For decades, Sister Jeanne Gallagher, I.H.M., taught young children about government and the importance of voting.
As the November election nears, the 86-year-old nun and retired teacher fears the state’s controversial Voter ID law will keep her and other senior citizens from having their say in who leads the country.
Sister Gallagher and 23 other nuns from the Our Lady of Peace residence, the retirement home for the Sisters, Servants of the Immaculate Heart of Mary congregation, lack the identification needed to vote in November. Another 11 nuns recently received state-issued identification cards. One 95-year-old sister had to wait four hours at the Driver Licensing Center in Dunmore.
But these nuns say while the state’s voter identification law is an inconvenience to them, they have people who will drive them to the center. They also have other sisters who will gladly help them find the paperwork needed for the card.
They worry about the senior citizens who do not have that help.
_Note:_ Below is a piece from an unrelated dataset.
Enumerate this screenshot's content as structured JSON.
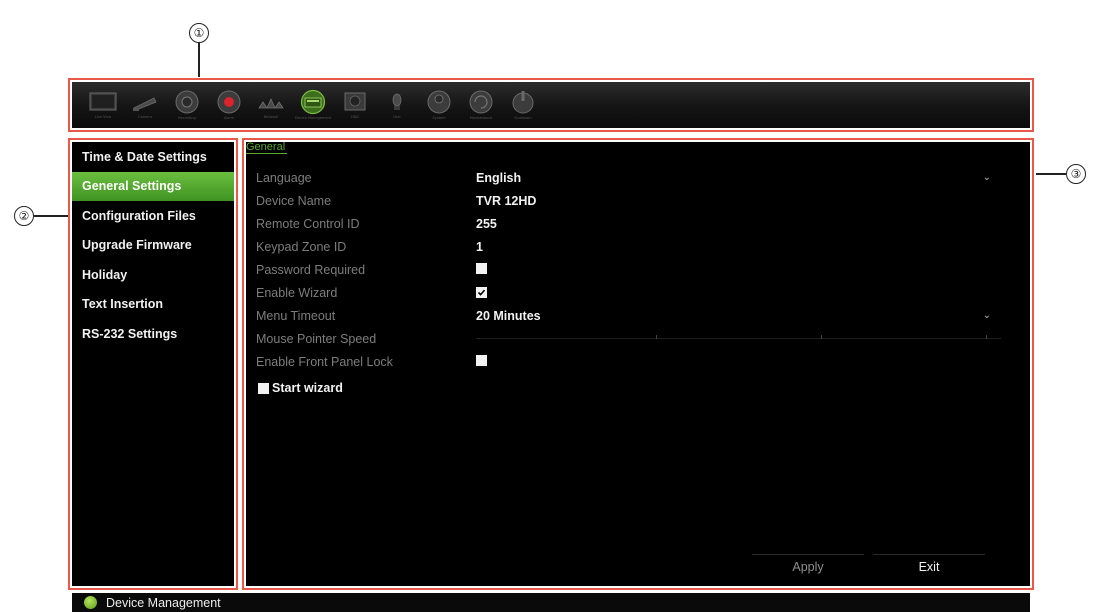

“I think it’s very, very unkind, unfair and ridiculous,” Sister Gallagher said of the law, which earlier this month state Supreme Court sent back to the Commonwealth Court for a judge to determine whether voters would be disenfranchised by the law.
That would be the case, the nuns said on Wednesday, in the room at the Our Lady of Peace center that serves as their ward’s polling place. For years, the nuns, some with walkers and some in wheelchairs, have only needed to make it to the room off the lobby to cast their votes.
The law requires anyone voting this November to produce a photo ID with an expiration date, which can range from a driver’s license to a U.S. passport. Supporters say the law is necessary to prevent voter fraud, while opponents point out that there have been no documented cases of in-person voter fraud and the process of obtaining an ID can be difficult and is intended to discourage people from voting.
Read on at the Scranton Times-Tribune.